Friday, November 2, 2007
Why the 'Walker Racer' Is Not Named the 'Lawson Racer'
When we were looking at names for bars last year, we began looking at names the Torrington company had used. 'Lawson' and 'Kramer' were names we were looking at. Upon further research into the names, we found out the two were contemporaries of Major Taylor. Andrew Ritchie's biography 'Major Taylor' painted talented American racers, Iver Lawson and Frank Kramer as the bitterest of rivals to Major Taylor. Supposedly there was a time Kramer, Lawson, and a third racer named McFarland tried going after him after a race. So you can see how we could not have a bar named 'Lawson Racer' in the same stable as a bar named 'Major Taylor'.

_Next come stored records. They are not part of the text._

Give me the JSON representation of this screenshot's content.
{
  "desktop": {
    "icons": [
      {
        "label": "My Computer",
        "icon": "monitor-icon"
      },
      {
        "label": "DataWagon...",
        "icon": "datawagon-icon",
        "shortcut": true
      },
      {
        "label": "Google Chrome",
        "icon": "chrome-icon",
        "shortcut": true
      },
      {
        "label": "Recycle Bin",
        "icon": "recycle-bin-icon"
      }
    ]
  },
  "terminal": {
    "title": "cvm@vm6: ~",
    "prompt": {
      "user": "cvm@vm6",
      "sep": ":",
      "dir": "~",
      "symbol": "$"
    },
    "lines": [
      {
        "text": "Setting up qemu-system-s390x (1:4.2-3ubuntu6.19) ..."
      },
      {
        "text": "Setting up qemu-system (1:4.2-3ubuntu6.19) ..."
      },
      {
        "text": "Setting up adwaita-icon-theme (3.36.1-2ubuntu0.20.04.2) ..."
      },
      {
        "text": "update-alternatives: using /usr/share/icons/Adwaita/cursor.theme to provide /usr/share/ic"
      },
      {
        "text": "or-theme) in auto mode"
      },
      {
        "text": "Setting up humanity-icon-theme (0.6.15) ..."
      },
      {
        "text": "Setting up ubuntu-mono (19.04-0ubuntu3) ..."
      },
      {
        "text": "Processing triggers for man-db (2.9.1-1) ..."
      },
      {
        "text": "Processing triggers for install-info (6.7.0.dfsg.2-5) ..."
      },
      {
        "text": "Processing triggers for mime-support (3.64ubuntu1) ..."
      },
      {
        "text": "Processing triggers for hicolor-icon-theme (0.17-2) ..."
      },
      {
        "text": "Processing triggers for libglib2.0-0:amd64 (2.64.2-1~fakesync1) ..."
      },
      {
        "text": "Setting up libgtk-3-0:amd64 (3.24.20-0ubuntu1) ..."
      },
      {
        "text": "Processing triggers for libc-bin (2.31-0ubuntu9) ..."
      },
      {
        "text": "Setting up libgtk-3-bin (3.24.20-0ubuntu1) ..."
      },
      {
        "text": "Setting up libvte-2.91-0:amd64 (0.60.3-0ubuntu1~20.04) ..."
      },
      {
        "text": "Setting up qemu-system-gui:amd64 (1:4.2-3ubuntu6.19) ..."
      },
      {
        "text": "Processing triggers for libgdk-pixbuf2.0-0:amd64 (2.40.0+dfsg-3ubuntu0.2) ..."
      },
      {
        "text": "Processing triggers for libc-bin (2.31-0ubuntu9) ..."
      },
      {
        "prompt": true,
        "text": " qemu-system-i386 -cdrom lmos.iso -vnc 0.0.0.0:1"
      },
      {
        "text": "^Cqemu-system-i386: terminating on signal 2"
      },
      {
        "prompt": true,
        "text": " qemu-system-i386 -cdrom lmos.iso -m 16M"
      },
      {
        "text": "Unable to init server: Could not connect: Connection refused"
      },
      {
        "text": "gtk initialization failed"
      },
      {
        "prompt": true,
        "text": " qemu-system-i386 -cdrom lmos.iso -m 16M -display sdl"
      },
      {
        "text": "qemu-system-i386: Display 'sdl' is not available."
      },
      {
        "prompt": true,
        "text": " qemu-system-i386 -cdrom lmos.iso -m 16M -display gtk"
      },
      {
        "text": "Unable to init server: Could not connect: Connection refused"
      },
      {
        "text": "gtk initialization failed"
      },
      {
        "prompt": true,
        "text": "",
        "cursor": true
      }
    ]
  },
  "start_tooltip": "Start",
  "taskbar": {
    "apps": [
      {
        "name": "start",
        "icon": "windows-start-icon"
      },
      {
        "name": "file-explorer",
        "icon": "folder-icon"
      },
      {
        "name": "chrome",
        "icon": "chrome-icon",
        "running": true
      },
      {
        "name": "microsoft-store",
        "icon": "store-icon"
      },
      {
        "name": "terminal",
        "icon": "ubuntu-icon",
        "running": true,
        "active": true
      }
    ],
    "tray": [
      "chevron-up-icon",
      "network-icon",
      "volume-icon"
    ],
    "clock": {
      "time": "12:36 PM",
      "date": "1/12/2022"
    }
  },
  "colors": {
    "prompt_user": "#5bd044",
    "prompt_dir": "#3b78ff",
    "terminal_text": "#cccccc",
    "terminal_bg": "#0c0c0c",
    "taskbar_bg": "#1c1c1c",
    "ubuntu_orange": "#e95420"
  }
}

Major Taylor gave racing in Australia a try because it gave him a break from his American rivals and being a deeply religious man, he didn't want to race on Sundays. Australia didn't have races on Sundays. Don Walker, an Australian champion, also a Christian, hit it off with Taylor. What struck us at Soma was Walker's strong disgust for the racist sentiment in America at that time. In order to get served in a restaurant in San Francisco, Walker went into a restaurant where Taylor and his wife had already been refused service and ordered lunch for three, saying that his companions would be coming shortly. The food came. He paid the bill...then he brought the Taylors in. Great story. That's why our last track bar is named the 'Walker Racer.'